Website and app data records
-----
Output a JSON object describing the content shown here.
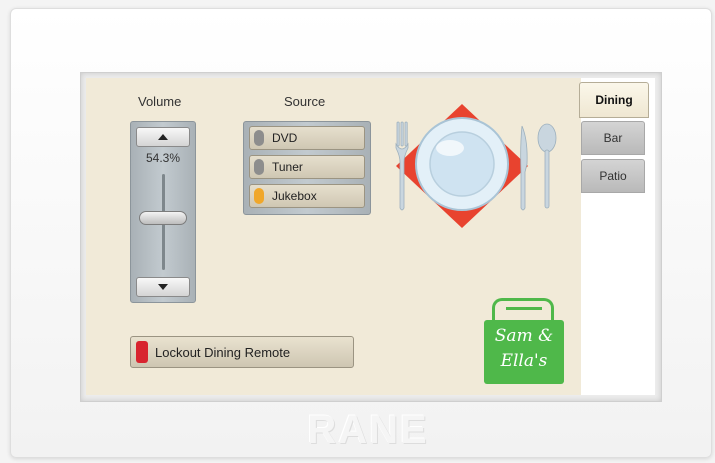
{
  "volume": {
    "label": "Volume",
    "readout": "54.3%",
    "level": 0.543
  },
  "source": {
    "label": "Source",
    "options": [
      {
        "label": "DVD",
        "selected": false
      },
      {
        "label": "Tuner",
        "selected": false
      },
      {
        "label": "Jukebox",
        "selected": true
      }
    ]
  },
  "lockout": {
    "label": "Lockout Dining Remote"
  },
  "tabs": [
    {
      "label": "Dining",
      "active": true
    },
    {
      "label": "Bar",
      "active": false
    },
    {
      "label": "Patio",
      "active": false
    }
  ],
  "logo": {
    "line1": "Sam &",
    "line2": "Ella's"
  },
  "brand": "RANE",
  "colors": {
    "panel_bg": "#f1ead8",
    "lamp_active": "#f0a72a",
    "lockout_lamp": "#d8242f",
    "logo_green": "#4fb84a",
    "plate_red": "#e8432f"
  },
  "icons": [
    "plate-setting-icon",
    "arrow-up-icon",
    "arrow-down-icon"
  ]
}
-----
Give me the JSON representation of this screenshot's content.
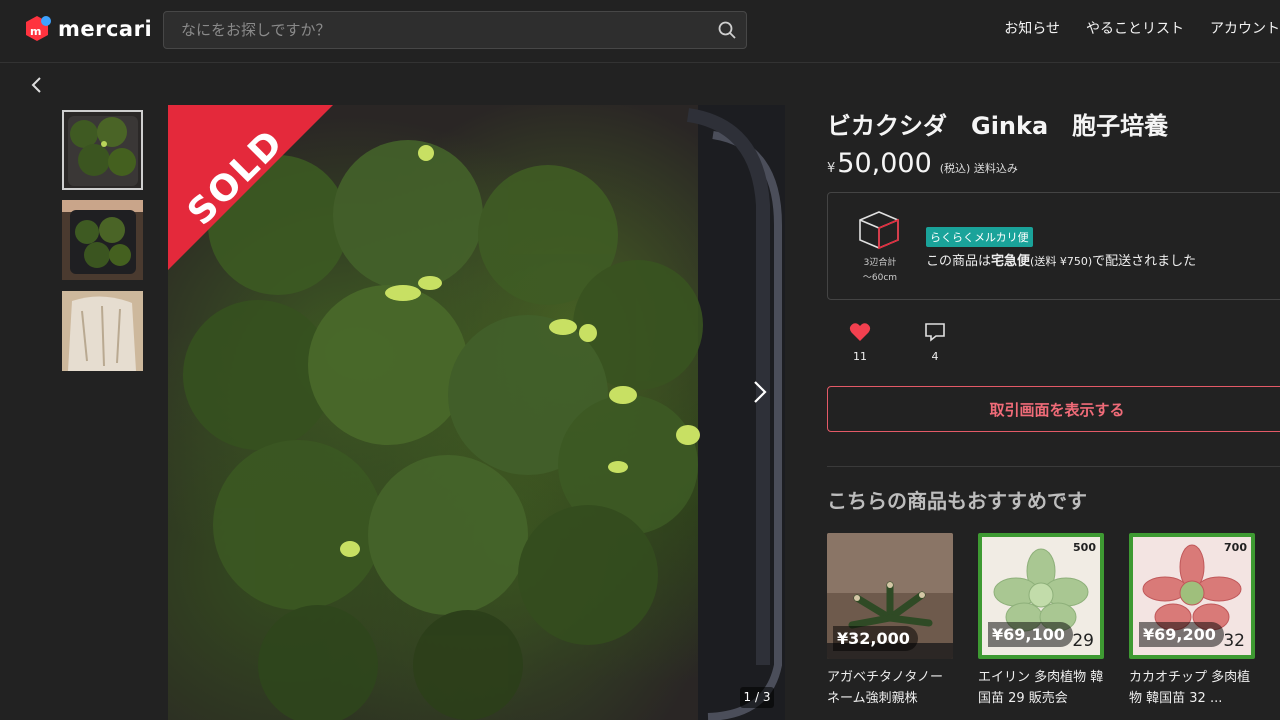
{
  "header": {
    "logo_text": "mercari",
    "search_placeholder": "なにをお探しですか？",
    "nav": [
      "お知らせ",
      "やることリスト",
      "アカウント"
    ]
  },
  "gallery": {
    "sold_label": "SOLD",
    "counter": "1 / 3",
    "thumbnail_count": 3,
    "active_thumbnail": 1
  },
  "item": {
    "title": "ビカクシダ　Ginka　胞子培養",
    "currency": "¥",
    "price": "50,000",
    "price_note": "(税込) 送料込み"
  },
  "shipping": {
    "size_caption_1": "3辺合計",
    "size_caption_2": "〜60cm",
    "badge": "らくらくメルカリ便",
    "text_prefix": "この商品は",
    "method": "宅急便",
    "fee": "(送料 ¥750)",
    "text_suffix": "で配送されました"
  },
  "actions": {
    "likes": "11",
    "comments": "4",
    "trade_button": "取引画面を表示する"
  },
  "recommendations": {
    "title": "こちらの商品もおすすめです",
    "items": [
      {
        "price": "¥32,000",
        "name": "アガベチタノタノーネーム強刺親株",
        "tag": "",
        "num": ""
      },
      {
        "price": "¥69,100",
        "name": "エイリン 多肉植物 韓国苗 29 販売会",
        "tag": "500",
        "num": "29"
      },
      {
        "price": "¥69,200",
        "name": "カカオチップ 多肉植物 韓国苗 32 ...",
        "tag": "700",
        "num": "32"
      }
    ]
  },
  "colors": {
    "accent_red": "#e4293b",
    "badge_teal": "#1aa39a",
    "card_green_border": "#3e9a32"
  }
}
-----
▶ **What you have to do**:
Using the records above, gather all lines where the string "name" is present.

▶ **Response to the exercise**:
        "name": "アガベチタノタノーネーム強刺親株",
        "name": "エイリン 多肉植物 韓国苗 29 販売会",
        "name": "カカオチップ 多肉植物 韓国苗 32 ...",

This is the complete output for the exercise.